A new era of the historical cross-town rivalry began last weekend when the TCU Esports Club traveled to Dallas to play SMU in an all-day tournament.
Teams in the two clubs competed in best-of-three matches for five games: League of Legends, Overwatch, Counter Strike: Global Offensive, Valorant and Rocket League. The entire event was live-streamed with commentary by the SMU Esports team on their Twitch account.
This tournament was the first time TCU Esports competed in an in-person tournament since their first year as a club in 2017.
Team members said that playing side-by-side with their teammates was a game-changer.
“Playing in-person with your teammates and being able to see their faces… being able to cheer with them, get excited with them and have that connection makes a whole league of difference,” said Christian Lackey, sophomore music education major. “It makes it more rewarding in the end as well.”
“[In-person] we have better communication and better morale,” said Landon Bradley, sophomore music education major and Lackey’s team mate. “It’s just a lot more enjoyable to be in that situation.”
Club president Asa Tuten, a senior computer science major, has been onboard since 2018. His dedication to the club has been instrumental in their expansion to 35 members and seven competition groups.
“Whenever I first came in, it was just League and Overwatch,” said Tuten. “Being able to compete with five teams in five different games last weekend was pretty cool to see. I think right now we’re in a way better position than we were in the past.”
The Frogs came up short in their first tournament against the Mustangs, losing 4-1. TCU’s lone victory came from their Valorant team, who routed SMU 2-0 with a combined 26-11 wins in two best-of-13 matches.
Despite the result, Tuten said there are positive takeaways from this competition.
“[The competition] kinda shows where we can get to if we can just work a little bit harder and put more time and effort in,” Tuten said. “I think a lot of people, especially after that event, they’ve bought into the program a lot more.”
TCU’s esports club is a microcosm in the nationwide growth of collegiate esports. There are over 170 colleges and universities with varsity esports teams that compete as members of the National Association of Collegiate Esports (NACE), according to the NACE website.
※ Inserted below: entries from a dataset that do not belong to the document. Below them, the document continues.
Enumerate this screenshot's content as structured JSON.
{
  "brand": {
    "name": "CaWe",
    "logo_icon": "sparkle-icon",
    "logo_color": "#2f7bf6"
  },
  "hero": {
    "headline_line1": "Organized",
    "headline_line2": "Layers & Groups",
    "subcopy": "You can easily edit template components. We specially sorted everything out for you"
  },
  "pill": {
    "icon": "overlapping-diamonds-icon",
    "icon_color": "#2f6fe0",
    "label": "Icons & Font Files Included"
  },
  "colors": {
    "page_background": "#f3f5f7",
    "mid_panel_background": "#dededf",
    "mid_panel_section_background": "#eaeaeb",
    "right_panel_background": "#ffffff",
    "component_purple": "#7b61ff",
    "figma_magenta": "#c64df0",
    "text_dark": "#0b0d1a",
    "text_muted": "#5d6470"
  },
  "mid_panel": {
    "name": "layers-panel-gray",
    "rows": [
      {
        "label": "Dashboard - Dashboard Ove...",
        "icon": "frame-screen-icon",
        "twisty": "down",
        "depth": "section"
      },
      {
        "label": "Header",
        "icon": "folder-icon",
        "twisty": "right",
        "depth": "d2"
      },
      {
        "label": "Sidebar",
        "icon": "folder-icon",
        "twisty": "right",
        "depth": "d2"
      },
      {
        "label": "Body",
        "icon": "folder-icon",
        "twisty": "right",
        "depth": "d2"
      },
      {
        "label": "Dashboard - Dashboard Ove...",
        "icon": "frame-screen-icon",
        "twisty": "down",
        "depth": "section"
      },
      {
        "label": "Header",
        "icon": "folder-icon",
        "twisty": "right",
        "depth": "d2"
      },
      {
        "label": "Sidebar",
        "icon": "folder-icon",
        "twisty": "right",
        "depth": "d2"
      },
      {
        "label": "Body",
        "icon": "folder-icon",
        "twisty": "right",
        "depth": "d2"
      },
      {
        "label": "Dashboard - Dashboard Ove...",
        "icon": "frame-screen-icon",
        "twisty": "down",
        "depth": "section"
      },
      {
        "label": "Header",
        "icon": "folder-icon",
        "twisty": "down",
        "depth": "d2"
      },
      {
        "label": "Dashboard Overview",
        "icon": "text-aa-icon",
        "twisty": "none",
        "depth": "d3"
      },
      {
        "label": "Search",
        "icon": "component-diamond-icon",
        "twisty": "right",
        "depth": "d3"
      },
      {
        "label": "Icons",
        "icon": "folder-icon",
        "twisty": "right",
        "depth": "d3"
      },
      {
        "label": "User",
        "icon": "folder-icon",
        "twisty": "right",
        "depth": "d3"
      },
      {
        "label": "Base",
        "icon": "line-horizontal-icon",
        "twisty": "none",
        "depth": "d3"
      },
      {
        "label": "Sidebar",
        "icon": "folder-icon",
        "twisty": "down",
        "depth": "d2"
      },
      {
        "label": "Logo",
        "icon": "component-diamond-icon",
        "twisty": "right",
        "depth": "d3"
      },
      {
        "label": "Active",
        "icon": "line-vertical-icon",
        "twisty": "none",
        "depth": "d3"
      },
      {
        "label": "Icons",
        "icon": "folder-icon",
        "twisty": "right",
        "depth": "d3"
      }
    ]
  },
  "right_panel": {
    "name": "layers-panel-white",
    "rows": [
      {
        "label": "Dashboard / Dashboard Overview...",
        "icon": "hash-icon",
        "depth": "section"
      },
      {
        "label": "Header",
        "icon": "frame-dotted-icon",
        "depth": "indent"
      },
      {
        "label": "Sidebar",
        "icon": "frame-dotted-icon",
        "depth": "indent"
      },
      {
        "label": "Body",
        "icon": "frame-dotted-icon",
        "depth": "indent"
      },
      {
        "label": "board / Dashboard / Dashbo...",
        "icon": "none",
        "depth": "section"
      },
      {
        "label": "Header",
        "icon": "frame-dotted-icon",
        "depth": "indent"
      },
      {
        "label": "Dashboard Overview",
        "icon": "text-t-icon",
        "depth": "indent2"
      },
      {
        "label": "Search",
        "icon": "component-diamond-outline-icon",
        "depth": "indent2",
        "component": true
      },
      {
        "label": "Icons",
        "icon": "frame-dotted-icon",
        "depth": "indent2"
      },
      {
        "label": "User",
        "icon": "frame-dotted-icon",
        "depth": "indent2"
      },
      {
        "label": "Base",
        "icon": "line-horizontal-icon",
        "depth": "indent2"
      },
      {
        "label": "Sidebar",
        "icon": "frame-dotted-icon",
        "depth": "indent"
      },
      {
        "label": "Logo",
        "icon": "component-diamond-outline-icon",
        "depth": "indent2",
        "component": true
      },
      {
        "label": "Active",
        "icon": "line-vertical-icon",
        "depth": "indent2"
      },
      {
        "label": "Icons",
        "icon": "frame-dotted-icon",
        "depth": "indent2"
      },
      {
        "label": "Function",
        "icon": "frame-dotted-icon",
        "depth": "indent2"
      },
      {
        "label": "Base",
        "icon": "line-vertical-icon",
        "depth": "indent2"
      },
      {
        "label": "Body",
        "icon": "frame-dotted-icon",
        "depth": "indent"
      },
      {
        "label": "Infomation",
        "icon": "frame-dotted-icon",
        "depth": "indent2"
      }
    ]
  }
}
Sean Collins, an esports writer for the Dallas Morning News, said this trend may translate to high schools soon.
“The collegiate scene is going to start getting high school kids that are going specifically to places for esports as well,” Collins said. “I think that’s already been happening for the past several years, but it’s going to continue to be a thing.”
Tuten and the club are currently looking for Call of Duty players to form a new competition team.
If you’re interested in getting involved with them, you can get in touch with club members through their Discord server at discord.gg/tcuesports or on Twitter.